SELECT src_ip, dest_ip, count(*) as conn_count FROM PsData group by src_ip, dest_ip
Operators can include integrations that interact with other systems or tools (such as VirusTotal, Damballa) to bring in external information about threats.
To see the list of available operators, select a node and click Available Operators. A panel containing the list of operators opens on the left.
You can scroll through the list and click More to view additional details for any particular operator.
Click an operator to add it to the query area. You can then modify the query as needed, and click Update Table.
Keep in mind that the node type depends on the function that is applied. For example, if you add a computation node (green header) and then select a score function from the available functions list, the node changes to a scorer node (purple header).
The node name is listed at the top of the query area, followed by the associated query. A new tab opens for each node you select. To close a node, hover over the tab and click X. If you close all of the tabs, only the graphical view is displayed.
The results table below the query area lists the events that match the query for the selected period.
To save any changes you make to a query and redisplay the table, click Update Table.

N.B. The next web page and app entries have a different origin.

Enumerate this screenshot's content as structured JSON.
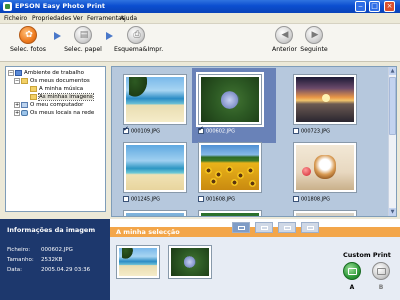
{
  "window": {
    "title": "EPSON Easy Photo Print"
  },
  "menu": [
    "Ficheiro",
    "Propriedades",
    "Ver",
    "Ferramentas",
    "Ajuda"
  ],
  "toolbar": {
    "steps": [
      {
        "label": "Selec. fotos",
        "icon": "photo-select-icon",
        "state": "active"
      },
      {
        "label": "Selec. papel",
        "icon": "paper-icon",
        "state": "idle"
      },
      {
        "label": "Esquema&Impr.",
        "icon": "print-icon",
        "state": "idle"
      }
    ],
    "prev_label": "Anterior",
    "next_label": "Seguinte",
    "accent": "#ee7b1f"
  },
  "tree": {
    "items": [
      {
        "label": "Ambiente de trabalho",
        "icon": "desktop-icon",
        "expander": "−",
        "level": 0
      },
      {
        "label": "Os meus documentos",
        "icon": "folder-icon",
        "expander": "−",
        "level": 1
      },
      {
        "label": "A minha música",
        "icon": "folder-icon",
        "expander": "",
        "level": 2
      },
      {
        "label": "As minhas imagens",
        "icon": "folder-icon",
        "expander": "",
        "level": 2,
        "selected": true
      },
      {
        "label": "O meu computador",
        "icon": "computer-icon",
        "expander": "+",
        "level": 1
      },
      {
        "label": "Os meus locais na rede",
        "icon": "network-icon",
        "expander": "+",
        "level": 1
      }
    ]
  },
  "thumbnails": [
    {
      "file": "000109.JPG",
      "checked": true,
      "selected": false,
      "photo": "beach"
    },
    {
      "file": "000602.JPG",
      "checked": true,
      "selected": true,
      "photo": "flower"
    },
    {
      "file": "000723.JPG",
      "checked": false,
      "selected": false,
      "photo": "sunset"
    },
    {
      "file": "001245.JPG",
      "checked": false,
      "selected": false,
      "photo": "island"
    },
    {
      "file": "001608.JPG",
      "checked": false,
      "selected": false,
      "photo": "sunflower"
    },
    {
      "file": "001808.JPG",
      "checked": false,
      "selected": false,
      "photo": "dog"
    }
  ],
  "info": {
    "title": "Informações da imagem",
    "file_label": "Ficheiro:",
    "file_value": "000602.JPG",
    "size_label": "Tamanho:",
    "size_value": "2532KB",
    "date_label": "Data:",
    "date_value": "2005.04.29 03:36"
  },
  "selection": {
    "title": "A minha selecção",
    "items": [
      "beach",
      "flower"
    ],
    "accent": "#f3a64a"
  },
  "custom_print": {
    "title": "Custom Print",
    "a_label": "A",
    "b_label": "B"
  }
}
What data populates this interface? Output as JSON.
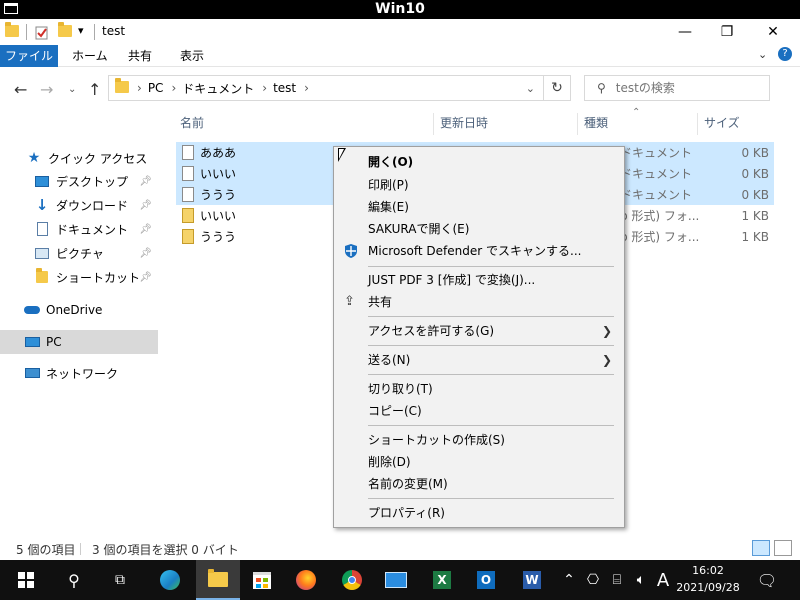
{
  "vm": {
    "title": "Win10"
  },
  "window": {
    "title": "test",
    "controls": {
      "minimize": "—",
      "maximize": "❐",
      "close": "✕"
    }
  },
  "ribbon": {
    "tabs": [
      "ファイル",
      "ホーム",
      "共有",
      "表示"
    ]
  },
  "address": {
    "crumbs": [
      "PC",
      "ドキュメント",
      "test"
    ],
    "search_placeholder": "testの検索"
  },
  "nav": {
    "quick_access": "クイック アクセス",
    "items": [
      {
        "label": "デスクトップ",
        "icon": "desktop-icon"
      },
      {
        "label": "ダウンロード",
        "icon": "download-icon"
      },
      {
        "label": "ドキュメント",
        "icon": "document-icon"
      },
      {
        "label": "ピクチャ",
        "icon": "pictures-icon"
      },
      {
        "label": "ショートカット",
        "icon": "folder-icon"
      }
    ],
    "onedrive": "OneDrive",
    "pc": "PC",
    "network": "ネットワーク"
  },
  "columns": {
    "name": "名前",
    "modified": "更新日時",
    "type": "種類",
    "size": "サイズ"
  },
  "files": [
    {
      "name": "あああ",
      "type": "ドキュメント",
      "size": "0 KB",
      "selected": true,
      "kind": "text"
    },
    {
      "name": "いいい",
      "type": "ドキュメント",
      "size": "0 KB",
      "selected": true,
      "kind": "text"
    },
    {
      "name": "ううう",
      "type": "ドキュメント",
      "size": "0 KB",
      "selected": true,
      "kind": "text"
    },
    {
      "name": "いいい",
      "type": "p 形式) フォ...",
      "size": "1 KB",
      "selected": false,
      "kind": "zip"
    },
    {
      "name": "ううう",
      "type": "p 形式) フォ...",
      "size": "1 KB",
      "selected": false,
      "kind": "zip"
    }
  ],
  "status": {
    "count": "5 個の項目",
    "selected": "3 個の項目を選択 0 バイト"
  },
  "context_menu": {
    "open": "開く(O)",
    "print": "印刷(P)",
    "edit": "編集(E)",
    "sakura": "SAKURAで開く(E)",
    "defender": "Microsoft Defender でスキャンする...",
    "justpdf": "JUST PDF 3 [作成] で変換(J)...",
    "share": "共有",
    "give_access": "アクセスを許可する(G)",
    "send_to": "送る(N)",
    "cut": "切り取り(T)",
    "copy": "コピー(C)",
    "shortcut": "ショートカットの作成(S)",
    "delete": "削除(D)",
    "rename": "名前の変更(M)",
    "properties": "プロパティ(R)"
  },
  "taskbar": {
    "ime": "A",
    "time": "16:02",
    "date": "2021/09/28"
  },
  "colors": {
    "accent": "#1a6fc0",
    "selection": "#cce8ff",
    "taskbar": "#101010"
  }
}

To filter the results table, click Filter Table and enter filter criteria. A filter criterion is a SQL where condition. For example: action='allowed'
Note: For event types, the query area is read-only. See [Event type details ](../Export as CSV)for instructions on editing event type queries.
Identifying Nodes by Tagging and Starring
Tagging and starring allow you to identify nodes that you would like to consider together or find easily in searches.
You can define one or more tags per node. Enter text to the right of the tag icon and press Return to save and display the tag. Tags cannot contain any spaces or special characters.
For example, suppose you want to ask some colleagues for an opinion on the computations in your playbook. If you add their names as tags on the nodes and then share the playbook, the colleagues will be able to search on the tags and quickly identify the nodes that you would like to have them review.
Starring a node makes it a favorite. Click the star icon in the query area to star a node.
The icon turns yellow, and the node is shown with a start on the graphical map. To unstar a node, click the icon again.
Updated about 2 years ago